Changes in behavior

Scientific research reveals that not the changes in memory in itself, but the accompanying changes in behavior pose the biggest challenge, both for the persons themselves as well as their professional and family carers. Behavioral changes include agitation or even aggression, but also more withdrawn behaviors such as depression or anxiety. To narrow it down even more, people with dementia can start: pacing or wandering (seemingly) without a purpose; repeating questions; display sexually not appropriate behaviors or physical or verbal aggression. These behaviors typically occur in the middle stages of dementia. It is the reason why family carers feel obliged to admit their loved one to a long term care facility.

A recent development is to no longer refer to these behavior changes as ‘problem behavior’, but as ‘misunderstood behavior’. When we use the word misunderstood, it gives us, as the observer, an active role. It makes us ask the question: if and what meaning could this behavior have to the person?

These behaviors are frequently treated with medication, sometimes successfully, for example if the person suffers from a depression or psychose on top of the dementia. But often medications do not have the desired effect and can even lead to negative outcomes, such as a further decrease in memory function or more risk of falling.

There are alternative theories that explain the behavioral components of dementia:

Learning theory (Teri e.a., 1997): builds on the theory of classical and operant conditioning (Skinner). Meaning: a certain response can actually strengthen misunderstood behavior.
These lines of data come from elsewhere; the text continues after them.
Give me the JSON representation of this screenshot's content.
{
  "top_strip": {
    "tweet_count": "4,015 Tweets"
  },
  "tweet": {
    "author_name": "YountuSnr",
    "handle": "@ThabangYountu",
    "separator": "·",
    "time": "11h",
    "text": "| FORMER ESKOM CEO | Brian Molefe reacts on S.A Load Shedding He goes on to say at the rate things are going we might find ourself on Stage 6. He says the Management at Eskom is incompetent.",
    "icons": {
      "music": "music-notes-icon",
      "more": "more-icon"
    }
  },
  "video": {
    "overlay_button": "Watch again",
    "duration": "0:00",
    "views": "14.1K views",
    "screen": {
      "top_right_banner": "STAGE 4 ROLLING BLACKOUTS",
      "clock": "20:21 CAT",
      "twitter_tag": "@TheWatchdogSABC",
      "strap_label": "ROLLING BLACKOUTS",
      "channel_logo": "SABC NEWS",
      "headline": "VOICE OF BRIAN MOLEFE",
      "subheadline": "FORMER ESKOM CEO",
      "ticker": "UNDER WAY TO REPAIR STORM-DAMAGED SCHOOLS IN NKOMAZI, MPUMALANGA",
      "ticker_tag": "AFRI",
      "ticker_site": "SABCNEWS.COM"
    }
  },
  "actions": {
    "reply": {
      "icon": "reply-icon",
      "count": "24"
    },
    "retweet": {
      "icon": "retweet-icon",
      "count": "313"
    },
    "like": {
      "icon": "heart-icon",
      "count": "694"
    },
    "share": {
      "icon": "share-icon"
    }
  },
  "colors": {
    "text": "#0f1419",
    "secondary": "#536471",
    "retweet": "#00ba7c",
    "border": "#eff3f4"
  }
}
Imagine if a person with dementia tries to ask for attention (e.g. because feelings of loneliness), but because they cannot find the right words, they do not receive help. When the person starts shouting, they may receive attention. If shouting behavior is repeatedly ‘rewarded’ with attention, this person has learned that shouting is the way to get what one wants.

Stress threshold model (Hall & Buckwalter, 1987): describes that people can deal with a limited number of stressors. How many divers between people and also between situations. When one reaches their limit, it may lead to misunderstood behavior. It is easy to imagine how this may happen to a person who is recently admitted to a facility: a new environment with less privacy, many people, new sounds, smells etc and a complete new routine.

Unmet needs paradigm (Cohen-Mansfield, 2001): postulates that misunderstood behaviors occur when simple basic human needs are not met, for example because they are not expressed or interpreted correctly. These needs include simple physical and psychological needs, like being in pain or having hallucinations, but can also refer to a lack of activity, stimulation, a role or company.

MP2 acknowledges all these theories with a focus on the Unmet Needs Paradigm. The importance of the second P in MP2: Participation. If a person does not experience meaning, connection or a role, it is easy to become isolated and display behaviors that other people may not recognize.

If we enable people with dementia to maintain activities, tasks, a social life, they may well forget to display misunderstood behaviors. Mindful and positive attention and interactions can help to find out and meet people’s basic human needs.